By Jeanne Reynolds
As I write this, the wind is picking up. Every so often a gust blows through, whipping small tree branches and loudly rustling the leaves. And I know this is just the beginning.
But by the time you’re reading this, the storm will have passed — and I can’t help wishing I was already there in next week. “I can’t wait until Monday when the worst is behind us,” I think.
It’s hardly the first time. Last weekend I travelled halfway across the country to attend the memorial service for a favorite uncle. As much as I looked forward to reuniting with cousins I hadn’t seen in many years, the trip was long, stressful and tiring. “I can’t wait to get home Sunday night,” I thought several times before and during the visit.
Now that I’m back, I continue to look at what’s ahead on the calendar — even some really fun events including a family beach trip and several golf tournaments out of town — and find myself looking forward just a bit to having them behind me so life can get back to “normal.”
In fact, I seem to spend a lot of time wishing for some future time when everything will be better/easier/cleaner/organized/done: when I retire, when I move full time to Beaufort, when I get the house power-washed, when the cooler weather gets here. And on and on.

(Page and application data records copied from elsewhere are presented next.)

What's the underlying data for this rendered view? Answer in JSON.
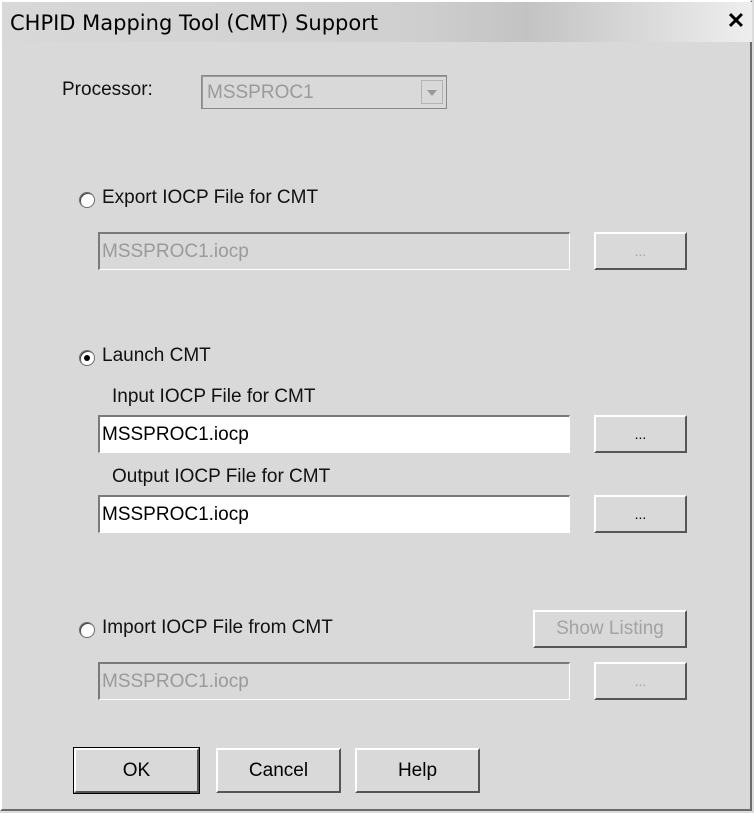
{
  "window": {
    "title": "CHPID Mapping Tool (CMT) Support",
    "close_label": "✕"
  },
  "processor": {
    "label": "Processor:",
    "value": "MSSPROC1"
  },
  "export": {
    "label": "Export IOCP File for CMT",
    "selected": false,
    "file_value": "MSSPROC1.iocp",
    "browse_label": "..."
  },
  "launch": {
    "label": "Launch CMT",
    "selected": true,
    "input_label": "Input  IOCP File for CMT",
    "input_value": "MSSPROC1.iocp",
    "output_label": "Output IOCP File for CMT",
    "output_value": "MSSPROC1.iocp",
    "browse_label": "..."
  },
  "import": {
    "label": "Import IOCP File from CMT",
    "selected": false,
    "show_listing_label": "Show Listing",
    "file_value": "MSSPROC1.iocp",
    "browse_label": "..."
  },
  "buttons": {
    "ok": "OK",
    "cancel": "Cancel",
    "help": "Help"
  }
}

I don’t think this is the ideal way to live, and I know I’m not alone. Witness the plethora of advice online and in books and magazines for “living mindfully,” “living in the moment,” “minimalism” and “essentialism.” I get it: We aren’t guaranteed a tomorrow, and focusing too much on the future robs us of today’s joy.
If awareness is the first step toward change, I’ve got one foot planted out front. If you, too, find yourself falling into the habit of wishing your life away, here are some ideas from PsychCentral that might work for you.
7 small ways to live more mindfully every day
- Connect to your senses. Being mindful is being more aware of the moment. It’s using our senses to pay attention.
- Meditate in the morning. Meditation is a powerful way to practice mindfulness.
- Savor the sips of morning. As you take your first sip of coffee, tea or another favorite beverage, use it as an opportunity to savor the moment.
- Rethink red lights. Instead of letting make you feel stressed or anxious, use the opportunity to practice deep breathing.
- Make handwashing mindful. Take that moment when the water hits your hands to breathe and feel the sensation of the water against your skin.
- Break patterns. Take a different route on your daily commute or try something different for lunch.
- Count blessings at bedtime. Train your brain to look for things that are positive by identifying three things you’re grateful for.